Toward the end of an interview about the arts during his tenure as Chicago mayor, Rahm Emanuel briefly discussed factors that divide people and bring them together:
I think Lori and Amy know that the arts are the soul of a great city. Martin Luther King used to say the most segregated day in America is Sunday. The arts can make the other six days more integrated. Technology is balkanizing and dis-aggregating people. Only a government working with artists can create equity across shared experience.
According to this short quote, two factors work against community:
- Religion. Watch MLK make his 1960 statement about the most segregated hour in Christian America. So if religion in the US has tended to divide people by race (see Divided By Faith) and Chicago is one of the most segregated cities in America, Emanuel may have a point about this in Chicago.
- Technology. Emanuel could join a chorus of pundits and scholars who argue technology has detrimental effects on community life.
On the other hand, Emanuel cites two forces that encourage community:
- Art/the arts.
- Government helping to facilitate the work of artists.
There is little doubt that major cities in recent decades have used the arts and cultural experiences alongside public art to try to drive growth.
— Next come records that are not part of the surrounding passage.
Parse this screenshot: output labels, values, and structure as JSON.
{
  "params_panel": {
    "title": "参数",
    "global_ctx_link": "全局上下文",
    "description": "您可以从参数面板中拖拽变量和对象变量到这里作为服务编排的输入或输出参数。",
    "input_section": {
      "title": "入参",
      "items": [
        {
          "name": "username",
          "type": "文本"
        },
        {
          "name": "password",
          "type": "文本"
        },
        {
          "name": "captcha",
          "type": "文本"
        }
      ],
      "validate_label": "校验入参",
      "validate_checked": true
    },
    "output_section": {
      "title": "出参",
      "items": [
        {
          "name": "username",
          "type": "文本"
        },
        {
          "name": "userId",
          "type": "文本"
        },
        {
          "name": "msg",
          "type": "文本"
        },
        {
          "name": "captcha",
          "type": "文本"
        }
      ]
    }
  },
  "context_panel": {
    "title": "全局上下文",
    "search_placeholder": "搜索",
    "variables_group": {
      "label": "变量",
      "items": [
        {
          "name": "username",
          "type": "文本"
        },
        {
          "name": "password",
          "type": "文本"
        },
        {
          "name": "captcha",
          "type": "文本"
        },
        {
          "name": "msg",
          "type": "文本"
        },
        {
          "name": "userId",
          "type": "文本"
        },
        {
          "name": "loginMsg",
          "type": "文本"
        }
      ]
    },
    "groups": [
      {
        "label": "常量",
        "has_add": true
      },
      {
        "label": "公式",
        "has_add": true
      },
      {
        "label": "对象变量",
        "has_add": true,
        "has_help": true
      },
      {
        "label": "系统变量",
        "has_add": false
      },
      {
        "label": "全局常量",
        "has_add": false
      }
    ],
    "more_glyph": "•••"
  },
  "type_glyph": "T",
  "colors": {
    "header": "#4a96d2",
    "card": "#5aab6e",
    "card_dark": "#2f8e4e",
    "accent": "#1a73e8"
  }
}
Whether this truly enhances community in the long run, particularly when other forces at work – with Emanuel’s reference to equity, I can’t help but think of uneven development and capital investment in cities like Chicago – work against community, remains to be seen. In other words, can shared experiences overcome persistent social inequalities?